Rosario brought the explosive ability to swing all the game’s momentum into his team’s favor. He led the American League in triples, double-plays turned by an outfielder, and assists by a left fielder in 2015. His well-rounded game helped vault him to a sixth-place finish in a highly competitive AL Rookie of the Year race. His game-changing speed on the base paths and rifle arm were complimented by a .267 average, 13 home runs and 11 steals while also proving one of the season’s most memorable moments by launching a home on the first pitch he ever saw in the Major Leagues.
While a breakout rookie campaign was expected from teammate Miguel Sano — who finished third in the Rookie of the Year voting — Rosario’s was more of a bonus. He was only a .257 hitter between the Double-A and Triple-A levels, and hadn’t looked like the same player after getting slapped with a 50-game drug ban before the beginning of the 2014 season.
There are countless reasons for the Twins to feel good about Rosario after a very successful rookie campaign, but he’s still no sure thing as a couple major flaws were masked by strong points like triples and a great outfield arm.
Among all the Twins most frequent starters at each position, Rosario had the second-best batting average but the worst on-base percentage, drawing just 15 walks over 122 games; he also finished second among all American League outfielders with seven errors.
Minnesota recently traded 25-year-old outfielder Aaron Hicks to the New York Yankees, almost guaranteeing Rosario regular playing time next year in a crowded Twins outfield that also includes MLB Pipeline top prospect Byron Buxton, Oswaldo Arcia, and even the possibility of Sano, a natural infielder who will be experimenting with left and right field in the Dominican Winter League.
With the team seemingly committed to Rosario as an Opening Day regular in 2016, it will come with a big warning label, and it’s a trap that the Twins fell into last year with utility man Danny Santana.
Santana slashed an impressive .319/.253/.472 over 101 games as a rookie in 2014 while getting playing time at shortstop — his natural position — and center field.
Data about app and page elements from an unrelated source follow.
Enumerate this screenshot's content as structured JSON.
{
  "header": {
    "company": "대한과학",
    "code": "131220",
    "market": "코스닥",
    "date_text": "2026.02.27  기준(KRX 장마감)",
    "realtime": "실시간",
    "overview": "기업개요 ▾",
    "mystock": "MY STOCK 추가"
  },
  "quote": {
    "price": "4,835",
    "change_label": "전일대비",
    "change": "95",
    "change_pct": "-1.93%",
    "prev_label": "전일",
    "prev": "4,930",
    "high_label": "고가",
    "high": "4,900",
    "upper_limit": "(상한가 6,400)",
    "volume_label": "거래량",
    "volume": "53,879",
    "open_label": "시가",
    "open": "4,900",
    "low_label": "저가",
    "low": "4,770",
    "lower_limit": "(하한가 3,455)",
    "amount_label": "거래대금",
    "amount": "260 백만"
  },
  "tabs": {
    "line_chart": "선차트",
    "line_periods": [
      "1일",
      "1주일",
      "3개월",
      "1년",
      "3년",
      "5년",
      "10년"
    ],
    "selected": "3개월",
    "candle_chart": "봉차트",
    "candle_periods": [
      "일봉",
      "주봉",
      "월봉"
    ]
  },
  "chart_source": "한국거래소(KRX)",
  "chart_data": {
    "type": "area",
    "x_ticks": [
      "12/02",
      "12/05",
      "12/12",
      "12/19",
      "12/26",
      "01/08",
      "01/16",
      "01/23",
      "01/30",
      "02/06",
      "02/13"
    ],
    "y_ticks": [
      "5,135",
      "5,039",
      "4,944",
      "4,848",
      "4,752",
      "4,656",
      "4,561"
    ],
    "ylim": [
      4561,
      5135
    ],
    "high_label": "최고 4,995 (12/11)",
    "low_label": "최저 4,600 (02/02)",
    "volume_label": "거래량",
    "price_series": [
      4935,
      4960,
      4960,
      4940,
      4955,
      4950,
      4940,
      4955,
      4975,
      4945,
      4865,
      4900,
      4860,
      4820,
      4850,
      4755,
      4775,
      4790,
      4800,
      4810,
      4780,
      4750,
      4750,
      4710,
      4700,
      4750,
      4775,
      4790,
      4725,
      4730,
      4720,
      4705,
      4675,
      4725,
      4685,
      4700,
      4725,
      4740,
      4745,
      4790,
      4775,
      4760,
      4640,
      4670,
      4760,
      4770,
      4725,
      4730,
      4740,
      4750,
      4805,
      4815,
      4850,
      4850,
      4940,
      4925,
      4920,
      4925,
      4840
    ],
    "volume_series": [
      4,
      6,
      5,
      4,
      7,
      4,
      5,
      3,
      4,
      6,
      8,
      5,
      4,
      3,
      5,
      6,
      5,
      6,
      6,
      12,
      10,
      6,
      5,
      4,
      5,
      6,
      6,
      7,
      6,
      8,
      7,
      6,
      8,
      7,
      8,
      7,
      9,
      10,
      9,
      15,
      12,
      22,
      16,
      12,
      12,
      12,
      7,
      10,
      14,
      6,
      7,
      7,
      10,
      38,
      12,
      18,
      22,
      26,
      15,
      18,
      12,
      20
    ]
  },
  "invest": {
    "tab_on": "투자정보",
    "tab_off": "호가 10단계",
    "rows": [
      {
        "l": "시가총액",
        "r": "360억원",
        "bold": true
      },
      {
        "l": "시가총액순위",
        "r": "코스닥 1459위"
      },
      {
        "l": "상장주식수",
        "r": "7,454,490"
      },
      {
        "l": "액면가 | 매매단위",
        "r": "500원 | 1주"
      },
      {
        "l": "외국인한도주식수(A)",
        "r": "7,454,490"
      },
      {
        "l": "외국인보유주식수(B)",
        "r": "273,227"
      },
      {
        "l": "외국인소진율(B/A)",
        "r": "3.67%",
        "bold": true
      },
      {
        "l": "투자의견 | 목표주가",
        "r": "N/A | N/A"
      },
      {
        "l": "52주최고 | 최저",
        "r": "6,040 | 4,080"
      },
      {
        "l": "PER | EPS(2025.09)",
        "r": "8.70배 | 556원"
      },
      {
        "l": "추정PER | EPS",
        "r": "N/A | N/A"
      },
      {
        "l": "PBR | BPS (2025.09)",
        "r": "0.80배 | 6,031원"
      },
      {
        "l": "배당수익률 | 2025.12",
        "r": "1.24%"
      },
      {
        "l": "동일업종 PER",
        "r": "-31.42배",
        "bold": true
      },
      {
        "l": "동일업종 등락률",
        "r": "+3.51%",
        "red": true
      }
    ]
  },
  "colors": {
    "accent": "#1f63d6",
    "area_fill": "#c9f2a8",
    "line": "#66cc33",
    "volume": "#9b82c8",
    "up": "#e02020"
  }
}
He was also a monster on the base paths, legging out seven triples and swiping 20 bases. Like Rosario, this stunning campaign wasn’t expected and seemingly came out of nowhere. The Twins handed Santana the starting shortstop job on Opening Day last season, and he was nothing but a disappointment as they watched his batting average drop over 100 points to .215.
Looking back now, Santana was primed to regress and Rosario might be in the same situation. A sub-.280 on-base percentage at Double-A and above suggests that if he stops hitting like Santana did it will be a rough sophomore season for the 24-year old Puerto Rican. The Twins need Eddie Rosario working on his plate discipline and pitch recognition skills this winter. If those things happen, he may very well continue producing at a high level. If not, the regression to the norm could be quite painful for the Twins and their young outfielder.